|Scholar to ask how Jews can maintain unique identity in networked world|
|Written by Carol Katzman, Special to The Chronicle|
|Thursday, February 14 2013 12:00|
Rabbi Yitzchak Feigenbaum’s resume reads like a Who’s Who of Jewish institutions: first mashgiach and educational director of Aish HaTorah, founder of Darchei Noam/Shapell College of Jewish Studies, author of “Understanding the Talmud.” On top of all that, the Israeli Foreign Ministry sent the rabbi and his wife to the former Soviet Union for a very dangerous mission in the 1970s — to organize clandestine classes in Hebrew and Judaism for refuseniks.
It’s no wonder that Kansas Citians Allan and Rini Gonsher were so intrigued. They heard Rabbi Feigenbaum a few years ago when he was visiting his son, Rabbi Avi Feigenbaum, a member of the Community Kollel of Kansas City, and his family.
“When Rabbi Feigenbaum spoke here, he was on fire!” said Allan Gonsher. “He challenged, motivated, and inspired me — and many others who heard him — to go beyond our current Jewish practices and beliefs.”
So the Gonshers are bringing Rabbi Feigenbaum back to K.C., at 9:30 a.m. Sunday, March 10, at the Jewish Community Campus’ MAC Room, next to the White Theatre.

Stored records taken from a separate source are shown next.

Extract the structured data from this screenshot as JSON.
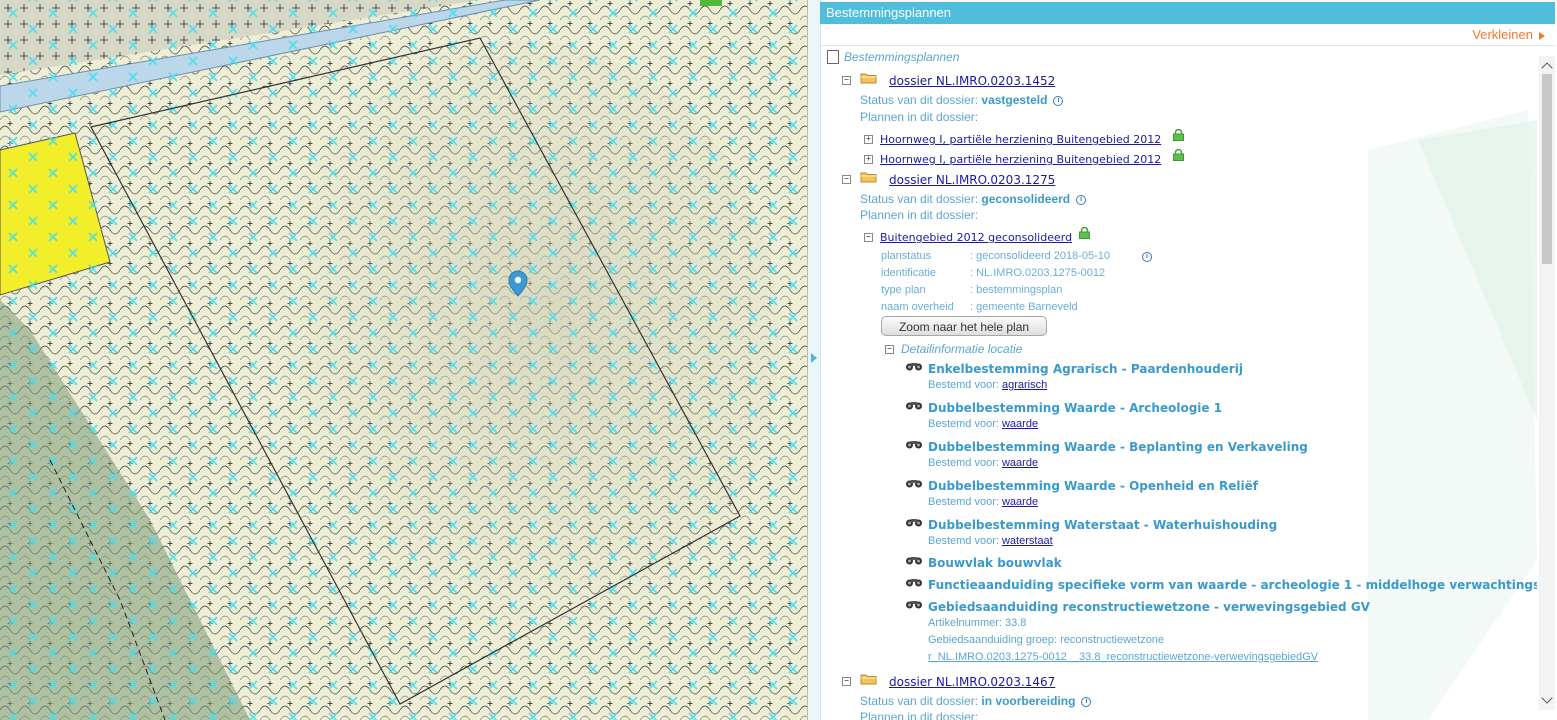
{
  "panel": {
    "title": "Bestemmingsplannen",
    "shrink_label": "Verkleinen",
    "root_label": "Bestemmingsplannen"
  },
  "dossiers": [
    {
      "name": "dossier NL.IMRO.0203.1452",
      "status_label": "Status van dit dossier:",
      "status": "vastgesteld",
      "plans_label": "Plannen in dit dossier:",
      "plans": [
        "Hoornweg I, partiële herziening Buitengebied 2012",
        "Hoornweg I, partiële herziening Buitengebied 2012"
      ]
    },
    {
      "name": "dossier NL.IMRO.0203.1275",
      "status_label": "Status van dit dossier:",
      "status": "geconsolideerd",
      "plans_label": "Plannen in dit dossier:",
      "plan": {
        "name": "Buitengebied 2012 geconsolideerd",
        "attributes": [
          {
            "label": "planstatus",
            "value": ": geconsolideerd 2018-05-10"
          },
          {
            "label": "identificatie",
            "value": ": NL.IMRO.0203.1275-0012"
          },
          {
            "label": "type plan",
            "value": ": bestemmingsplan"
          },
          {
            "label": "naam overheid",
            "value": ": gemeente Barneveld"
          }
        ],
        "zoom_button": "Zoom naar het hele plan",
        "detail_label": "Detailinformatie locatie",
        "details": [
          {
            "title": "Enkelbestemming Agrarisch - Paardenhouderij",
            "sub_label": "Bestemd voor:",
            "sub_link": "agrarisch"
          },
          {
            "title": "Dubbelbestemming Waarde - Archeologie 1",
            "sub_label": "Bestemd voor:",
            "sub_link": "waarde"
          },
          {
            "title": "Dubbelbestemming Waarde - Beplanting en Verkaveling",
            "sub_label": "Bestemd voor:",
            "sub_link": "waarde"
          },
          {
            "title": "Dubbelbestemming Waarde - Openheid en Reliëf",
            "sub_label": "Bestemd voor:",
            "sub_link": "waarde"
          },
          {
            "title": "Dubbelbestemming Waterstaat - Waterhuishouding",
            "sub_label": "Bestemd voor:",
            "sub_link": "waterstaat"
          },
          {
            "title": "Bouwvlak bouwvlak"
          },
          {
            "title": "Functieaanduiding specifieke vorm van waarde - archeologie 1 - middelhoge verwachtingswaarde"
          },
          {
            "title": "Gebiedsaanduiding reconstructiewetzone - verwevingsgebied GV",
            "lines": [
              "Artikelnummer: 33.8",
              "Gebiedsaanduiding groep: reconstructiewetzone"
            ],
            "link": "r_NL.IMRO.0203.1275-0012__33.8_reconstructiewetzone-verwevingsgebiedGV"
          }
        ]
      }
    },
    {
      "name": "dossier NL.IMRO.0203.1467",
      "status_label": "Status van dit dossier:",
      "status": "in voorbereiding",
      "plans_label": "Plannen in dit dossier:"
    }
  ],
  "colors": {
    "header": "#4fbedc",
    "accent_orange": "#ee7a2e",
    "map_base": "#eeeed6",
    "map_yellow": "#f2ee2a",
    "map_green": "#7d9a78",
    "marker": "#3b9bd0"
  }
}
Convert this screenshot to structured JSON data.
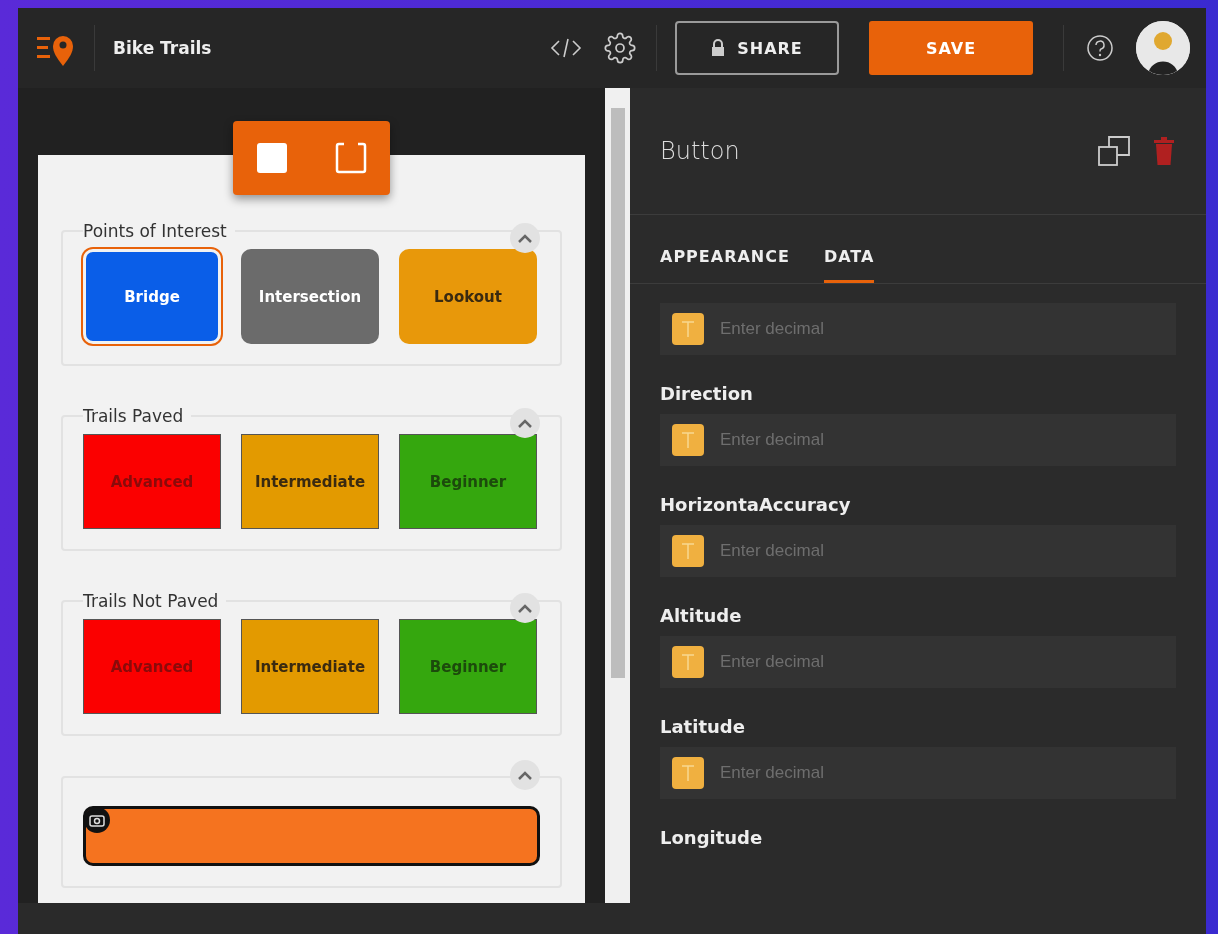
{
  "header": {
    "title": "Bike Trails",
    "share": "SHARE",
    "save": "SAVE"
  },
  "canvas": {
    "groups": [
      {
        "title": "Points of Interest",
        "expanded": true,
        "kind": "rounded",
        "buttons": [
          {
            "label": "Bridge",
            "color": "#0a5ee8",
            "selected": true
          },
          {
            "label": "Intersection",
            "color": "#6b6b6b",
            "selected": false
          },
          {
            "label": "Lookout",
            "color": "#e8980a",
            "selected": false
          }
        ]
      },
      {
        "title": "Trails Paved",
        "expanded": true,
        "kind": "square",
        "buttons": [
          {
            "label": "Advanced",
            "color": "#fb0000",
            "selected": false
          },
          {
            "label": "Intermediate",
            "color": "#e39a00",
            "selected": false
          },
          {
            "label": "Beginner",
            "color": "#35a70e",
            "selected": false
          }
        ]
      },
      {
        "title": "Trails Not Paved",
        "expanded": true,
        "kind": "square",
        "buttons": [
          {
            "label": "Advanced",
            "color": "#fb0000",
            "selected": false
          },
          {
            "label": "Intermediate",
            "color": "#e39a00",
            "selected": false
          },
          {
            "label": "Beginner",
            "color": "#35a70e",
            "selected": false
          }
        ]
      },
      {
        "expanded": true,
        "kind": "image"
      }
    ]
  },
  "panel": {
    "title": "Button",
    "tabs": [
      {
        "label": "APPEARANCE",
        "selected": false
      },
      {
        "label": "DATA",
        "selected": true
      }
    ],
    "fields": [
      {
        "placeholder": "Enter decimal"
      },
      {
        "label": "Direction",
        "placeholder": "Enter decimal"
      },
      {
        "label": "HorizontaAccuracy",
        "placeholder": "Enter decimal"
      },
      {
        "label": "Altitude",
        "placeholder": "Enter decimal"
      },
      {
        "label": "Latitude",
        "placeholder": "Enter decimal"
      },
      {
        "label": "Longitude"
      }
    ]
  }
}
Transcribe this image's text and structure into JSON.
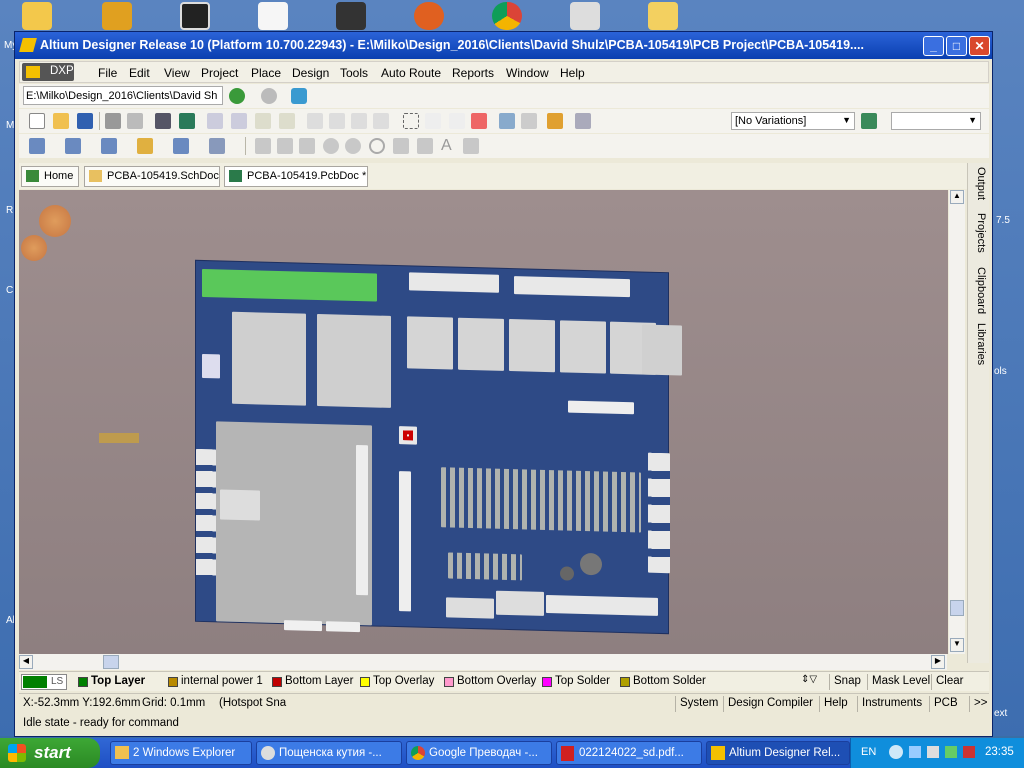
{
  "window": {
    "title": "Altium Designer Release 10 (Platform 10.700.22943) - E:\\Milko\\Design_2016\\Clients\\David Shulz\\PCBA-105419\\PCB Project\\PCBA-105419....",
    "min": "_",
    "max": "□",
    "close": "✕"
  },
  "menu": {
    "dxp": "DXP",
    "items": [
      "File",
      "Edit",
      "View",
      "Project",
      "Place",
      "Design",
      "Tools",
      "Auto Route",
      "Reports",
      "Window",
      "Help"
    ]
  },
  "navbar": {
    "path": "E:\\Milko\\Design_2016\\Clients\\David Sh"
  },
  "variations": {
    "selected": "[No Variations]"
  },
  "tabs": {
    "home": "Home",
    "sch": "PCBA-105419.SchDoc",
    "pcb": "PCBA-105419.PcbDoc *"
  },
  "panels": [
    "Output",
    "Projects",
    "Clipboard",
    "Libraries"
  ],
  "layers": {
    "ls": "LS",
    "items": [
      {
        "label": "Top Layer",
        "color": "#008000"
      },
      {
        "label": "internal power 1",
        "color": "#b88a00"
      },
      {
        "label": "Bottom Layer",
        "color": "#c00000"
      },
      {
        "label": "Top Overlay",
        "color": "#ffff00"
      },
      {
        "label": "Bottom Overlay",
        "color": "#ff99cc"
      },
      {
        "label": "Top Solder",
        "color": "#ff00ff"
      },
      {
        "label": "Bottom Solder",
        "color": "#b0a000"
      }
    ],
    "snap": "Snap",
    "mask": "Mask Level",
    "clear": "Clear"
  },
  "status": {
    "coords": "X:-52.3mm Y:192.6mm",
    "grid": "Grid: 0.1mm",
    "hotspot": "(Hotspot Sna",
    "idle": "Idle state - ready for command",
    "buttons": [
      "System",
      "Design Compiler",
      "Help",
      "Instruments",
      "PCB"
    ],
    "more": ">>"
  },
  "taskbar": {
    "start": "start",
    "tasks": [
      "2 Windows Explorer",
      "Пощенска кутия -...",
      "Google Преводач -...",
      "022124022_sd.pdf...",
      "Altium Designer Rel..."
    ],
    "lang": "EN",
    "clock": "23:35"
  },
  "desktop_labels": [
    "My",
    "M",
    "R",
    "C",
    "Al",
    "7.5",
    "ols",
    "ext"
  ]
}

The event is just $5 for brunch and open to the entire Jewish community.
“We’re fortunate to be hosting such an outstanding Torah scholar and unique personality,” added Rabbi Yehudah Sokoloff, head of the KC Kollel.
The lecture is in memory of Charles and Dorothy Gonsher (parents of Kansas Citians Phillip and Allan Gonsher and Geoffrey Gonsher of Phoenix), and Rini Gonsher’s father, Harvey, and brother William Egherman.
“My father was a lifelong Zionist and supporter of Jewish education, not only for his children and himself, but for the whole community,” Rini said. “He and my mother visited Israel for the first time after all three of his children spent considerable time there, studying, vacationing and becoming immersed in Jewish culture.”
She added, “My brother actively supported the University of Florida Hillel, loved classes and being involved in Jewish life. They would have loved to have heard the rabbi’s lecture, so we opened it up to all Jews, in their memory.”
Rabbi Feigenbaum, who will address “Jews: People of the (Face)Book: Maintaining a unique identity in a shrinking cosmopolitan world,” has been educating adolescents and young adults for more than 30 years. Born in Cleveland, he spent many years studying in Israel, and received his smicha from both HaGaon HaRav Beinush Finkel, z”tl, Rosh Yeshivas Mir, Yerushalayim, and Harav Chaim Yaakov Goldsvicht, z”tl, Rosh Yeshivat Kerem B’Yavne — where students combine Judaic studies and service in the Israel Defense Forces.
“Like the KC Kollel rabbis, Rabbi Feigenbaum transcends the ‘denominational divide’ to reach Jews of all different walks of life,” said Rabbi Sokoloff. “He speaks directly to the Jewish soul with a message for every Jew regardless of affiliation or age.”
About the rabbi’s previous visit, Allan added, “He spoke about substantive issues — how to do mitzvahs with greater kavanah (intent), what to learn from the Torah with more passion, and how to live as a Jew in a way that influences the world. It was more than Tikkun Olam, about which we frequently hear. It was exploring one’s Jewish insides to be a Kiddush HaShem (a sanctification of G-d’s name) in the world.”
In 1987, Rabbi Feigenbaum and his family moved to Toronto, where he taught at Yeshivat Or Chaim and Ulpanat Orot High Schools, lectured for Aish HaTorah and Ohr Sameyach, and was a senior lecturer at the prestigious Melton Centre for Jewish Studies. He also served as the scholar-in-residence and educational adviser for NCSY Shabbatonim across North America.
In September 2000, he became principal of Tiferes Bais Yaakov High School for Girls. Over the past two decades, he has lectured extensively in schools, synagogues and universities throughout North America, Israel and the former Soviet Union.
“What a fitting tribute to our parents, who moved to Phoenix with a dream, when there was little Yiddishkeit and a great deal of anti-Semitism,” Allan added, “to raise three boys to be honest, hardworking, Jewish men. My brothers and I all married Jewishly and are actively involved in perpetuating Judaism. This is a testimony to our parents. I would like to provide that same opportunity to inspire other Jews.”
In addition to the Sunday morning brunch, Rabbi Feigenbaum will also speak at Congregation Beth Israel Abraham & Voliner during Shabbos. For more information, contact Rabbi Avi Feigenbaum at 913-230-6448 or Rabbi Binyomin Davis at 913-481-5842, visit www.kckollel.org or the Kollel’s Facebook page at KollelKC.